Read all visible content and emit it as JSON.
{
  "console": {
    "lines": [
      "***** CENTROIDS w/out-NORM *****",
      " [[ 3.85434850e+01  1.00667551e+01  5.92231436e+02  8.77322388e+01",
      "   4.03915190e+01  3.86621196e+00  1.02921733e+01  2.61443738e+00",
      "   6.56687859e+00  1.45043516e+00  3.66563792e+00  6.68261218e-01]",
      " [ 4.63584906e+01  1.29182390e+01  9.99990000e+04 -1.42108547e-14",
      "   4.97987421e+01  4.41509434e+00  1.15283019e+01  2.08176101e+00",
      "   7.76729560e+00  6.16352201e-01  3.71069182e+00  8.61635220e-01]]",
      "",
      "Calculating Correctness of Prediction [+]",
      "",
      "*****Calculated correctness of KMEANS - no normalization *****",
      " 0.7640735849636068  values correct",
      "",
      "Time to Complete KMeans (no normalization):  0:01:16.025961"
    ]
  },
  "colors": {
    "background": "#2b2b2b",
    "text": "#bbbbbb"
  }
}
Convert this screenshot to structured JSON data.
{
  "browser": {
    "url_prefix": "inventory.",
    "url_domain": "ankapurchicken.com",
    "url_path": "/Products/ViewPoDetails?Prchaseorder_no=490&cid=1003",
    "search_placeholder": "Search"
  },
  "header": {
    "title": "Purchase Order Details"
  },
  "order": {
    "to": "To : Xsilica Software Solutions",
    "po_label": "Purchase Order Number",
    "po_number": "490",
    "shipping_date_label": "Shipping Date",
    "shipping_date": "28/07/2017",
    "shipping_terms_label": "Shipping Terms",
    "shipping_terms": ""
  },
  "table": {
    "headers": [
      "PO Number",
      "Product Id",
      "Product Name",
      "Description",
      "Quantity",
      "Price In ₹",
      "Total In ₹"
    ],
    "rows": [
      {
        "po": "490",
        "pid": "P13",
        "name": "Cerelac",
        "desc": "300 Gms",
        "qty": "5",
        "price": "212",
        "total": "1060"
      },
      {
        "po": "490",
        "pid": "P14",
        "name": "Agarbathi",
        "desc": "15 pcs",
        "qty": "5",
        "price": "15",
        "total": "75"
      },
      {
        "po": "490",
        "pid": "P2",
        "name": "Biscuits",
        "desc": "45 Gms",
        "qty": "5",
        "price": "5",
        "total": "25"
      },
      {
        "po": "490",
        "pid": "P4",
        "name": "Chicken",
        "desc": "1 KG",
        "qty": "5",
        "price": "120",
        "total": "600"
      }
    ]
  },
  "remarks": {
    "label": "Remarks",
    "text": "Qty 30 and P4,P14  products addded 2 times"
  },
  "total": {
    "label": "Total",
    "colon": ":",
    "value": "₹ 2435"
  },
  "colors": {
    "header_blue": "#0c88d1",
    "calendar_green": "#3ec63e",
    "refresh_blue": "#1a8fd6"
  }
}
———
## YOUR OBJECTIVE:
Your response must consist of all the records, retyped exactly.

## FINISHED TASK:
Read all visible content and emit it as JSON.
{
  "console": {
    "lines": [
      "***** CENTROIDS w/out-NORM *****",
      " [[ 3.85434850e+01  1.00667551e+01  5.92231436e+02  8.77322388e+01",
      "   4.03915190e+01  3.86621196e+00  1.02921733e+01  2.61443738e+00",
      "   6.56687859e+00  1.45043516e+00  3.66563792e+00  6.68261218e-01]",
      " [ 4.63584906e+01  1.29182390e+01  9.99990000e+04 -1.42108547e-14",
      "   4.97987421e+01  4.41509434e+00  1.15283019e+01  2.08176101e+00",
      "   7.76729560e+00  6.16352201e-01  3.71069182e+00  8.61635220e-01]]",
      "",
      "Calculating Correctness of Prediction [+]",
      "",
      "*****Calculated correctness of KMEANS - no normalization *****",
      " 0.7640735849636068  values correct",
      "",
      "Time to Complete KMeans (no normalization):  0:01:16.025961"
    ]
  },
  "colors": {
    "background": "#2b2b2b",
    "text": "#bbbbbb"
  }
}
Convert this screenshot to structured JSON data.
{
  "browser": {
    "url_prefix": "inventory.",
    "url_domain": "ankapurchicken.com",
    "url_path": "/Products/ViewPoDetails?Prchaseorder_no=490&cid=1003",
    "search_placeholder": "Search"
  },
  "header": {
    "title": "Purchase Order Details"
  },
  "order": {
    "to": "To : Xsilica Software Solutions",
    "po_label": "Purchase Order Number",
    "po_number": "490",
    "shipping_date_label": "Shipping Date",
    "shipping_date": "28/07/2017",
    "shipping_terms_label": "Shipping Terms",
    "shipping_terms": ""
  },
  "table": {
    "headers": [
      "PO Number",
      "Product Id",
      "Product Name",
      "Description",
      "Quantity",
      "Price In ₹",
      "Total In ₹"
    ],
    "rows": [
      {
        "po": "490",
        "pid": "P13",
        "name": "Cerelac",
        "desc": "300 Gms",
        "qty": "5",
        "price": "212",
        "total": "1060"
      },
      {
        "po": "490",
        "pid": "P14",
        "name": "Agarbathi",
        "desc": "15 pcs",
        "qty": "5",
        "price": "15",
        "total": "75"
      },
      {
        "po": "490",
        "pid": "P2",
        "name": "Biscuits",
        "desc": "45 Gms",
        "qty": "5",
        "price": "5",
        "total": "25"
      },
      {
        "po": "490",
        "pid": "P4",
        "name": "Chicken",
        "desc": "1 KG",
        "qty": "5",
        "price": "120",
        "total": "600"
      }
    ]
  },
  "remarks": {
    "label": "Remarks",
    "text": "Qty 30 and P4,P14  products addded 2 times"
  },
  "total": {
    "label": "Total",
    "colon": ":",
    "value": "₹ 2435"
  },
  "colors": {
    "header_blue": "#0c88d1",
    "calendar_green": "#3ec63e",
    "refresh_blue": "#1a8fd6"
  }
}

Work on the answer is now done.